Making a connection in this time of Tinder and Bumble can be a thorny path. And with people ghosting, benching, and breadcrumbing (it’s a thing) each other at alarming rates, it’s possible your heart will be broken before the relationship even starts.

Baber believes that the only way to change this is to stop relying on texts and start meeting the people you’re interested in. Sure, you may come off as fun and witty in text exchanges (especially now that we have gifs and stickers and all manner of other novelties to invigorate the exchanges), but will that matter as much if you’re not the same way in person? Prolonging the texting may feel good in the moment, but the intimacy you’ll experience won’t be real.

“We lose connection with people when we lose our ability to communicate in person and by voice,” Baber says. “Text is a great way to communicate in certain situations, but it shouldn’t be the only way that we communicate. We have much more rewarding, soulful experiences with people when we approach them and communicate with them like human beings and not like robots on the other end of a screen.”

“You can connect with a person by text, think that you found your soulmate or your best friend, and then when you finally do meet with them in person it’s a completely different experience,” Baber cautions. “The chemistry is wrong. The attraction is wrong. You don’t like their voice. You don’t like the way they smell. That will destroy everything. You will have completely wasted all that time that you invested in texting. “

So what should you do? Meet as soon as you feel comfortable — in a well-lit public place! — and take it from there.

If you can’t love yourself, how in the hell are you going to love somebody else?

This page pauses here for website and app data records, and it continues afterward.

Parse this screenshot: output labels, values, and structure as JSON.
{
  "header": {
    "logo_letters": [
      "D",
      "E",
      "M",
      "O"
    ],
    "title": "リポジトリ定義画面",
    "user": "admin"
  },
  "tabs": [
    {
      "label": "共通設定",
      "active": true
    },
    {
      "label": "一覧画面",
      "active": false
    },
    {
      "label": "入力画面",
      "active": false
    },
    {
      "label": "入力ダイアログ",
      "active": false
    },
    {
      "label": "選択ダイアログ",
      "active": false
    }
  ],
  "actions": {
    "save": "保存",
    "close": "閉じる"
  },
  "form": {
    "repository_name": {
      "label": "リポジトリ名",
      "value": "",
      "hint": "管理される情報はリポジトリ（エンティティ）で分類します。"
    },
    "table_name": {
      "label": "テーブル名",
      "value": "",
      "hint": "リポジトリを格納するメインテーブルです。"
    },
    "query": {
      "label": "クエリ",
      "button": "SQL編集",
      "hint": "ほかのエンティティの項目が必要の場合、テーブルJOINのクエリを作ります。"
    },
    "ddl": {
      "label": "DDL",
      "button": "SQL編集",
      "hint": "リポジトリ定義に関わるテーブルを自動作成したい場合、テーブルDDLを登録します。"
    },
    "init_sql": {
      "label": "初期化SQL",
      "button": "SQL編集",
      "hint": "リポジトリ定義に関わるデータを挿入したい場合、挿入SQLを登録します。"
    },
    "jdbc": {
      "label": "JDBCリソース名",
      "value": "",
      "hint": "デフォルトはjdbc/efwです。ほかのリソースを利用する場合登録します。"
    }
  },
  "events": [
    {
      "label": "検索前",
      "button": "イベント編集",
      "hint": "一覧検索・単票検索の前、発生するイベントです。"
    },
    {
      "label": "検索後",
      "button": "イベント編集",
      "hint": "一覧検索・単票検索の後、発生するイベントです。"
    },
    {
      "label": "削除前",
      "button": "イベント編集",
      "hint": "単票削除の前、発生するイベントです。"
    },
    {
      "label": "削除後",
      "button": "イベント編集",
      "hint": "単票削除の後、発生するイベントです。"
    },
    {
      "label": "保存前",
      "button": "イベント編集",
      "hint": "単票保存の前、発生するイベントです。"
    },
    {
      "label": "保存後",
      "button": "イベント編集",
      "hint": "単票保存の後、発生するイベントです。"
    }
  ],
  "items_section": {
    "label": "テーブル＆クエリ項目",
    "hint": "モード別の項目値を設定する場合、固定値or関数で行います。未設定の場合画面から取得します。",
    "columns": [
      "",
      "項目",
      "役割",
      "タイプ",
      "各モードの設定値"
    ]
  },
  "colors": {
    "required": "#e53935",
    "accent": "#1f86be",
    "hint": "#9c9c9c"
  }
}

If you’re currently looking for a significant other, Baber says you should ask yourself some difficult questions: Are you happy? Are you healthy? Are you in a good space for yourself? Those are all things that she asks her clients, and the answers will reveal whether it’s time to look for a mate or to fix your own problems first? (Spoiler alert: a partner won’t fix anything you don’t already like, whether it be low self-confidence or loneliness.)

“If you’re saying, ‘No, I’m in shambles but I think a partner would help get me together,’ you’re definitely not ready to pursue anything romantic,” Baber warns. “So, get yourself right first and then you’ll be ready to find a partner. And you’ll radiate. When you’re in a good place in life, you’ll put that out into the world.”

That may sound a little hokey, but it makes a lot of sense. After all, if you’re not even 50 percent okay with yourself, it’s unlikely that a partner will make that better. You need to come to a relationship from a place of equity (so you’re both putting in as much as you get), and the best way to do that is by being chill with yourself and seeing a relationship as a value-add to your life versus the one thing that will finally make you happy.

Love yourself, communicate, and put down the phone and you’re on your way to a better love life and (hopefully) an even better sex life. Of course, if you need some more help, you can always check out our guide on how to have the best sex ever — without getting weird — here.